(Problem details) Copy all of the entries that follow, exactly.
■ ■ ■ ■ ■ ■ ■
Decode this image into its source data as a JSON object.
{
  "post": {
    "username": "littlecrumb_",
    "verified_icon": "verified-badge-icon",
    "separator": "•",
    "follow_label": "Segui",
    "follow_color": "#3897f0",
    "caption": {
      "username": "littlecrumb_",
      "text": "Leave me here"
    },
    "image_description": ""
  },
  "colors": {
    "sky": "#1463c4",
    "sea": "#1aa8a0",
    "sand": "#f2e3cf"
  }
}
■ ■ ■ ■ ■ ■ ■
(Answer to this task)
Decode this image into its source data as a JSON object.
{
  "post": {
    "username": "littlecrumb_",
    "verified_icon": "verified-badge-icon",
    "separator": "•",
    "follow_label": "Segui",
    "follow_color": "#3897f0",
    "caption": {
      "username": "littlecrumb_",
      "text": "Leave me here"
    },
    "image_description": ""
  },
  "colors": {
    "sky": "#1463c4",
    "sea": "#1aa8a0",
    "sand": "#f2e3cf"
  }
}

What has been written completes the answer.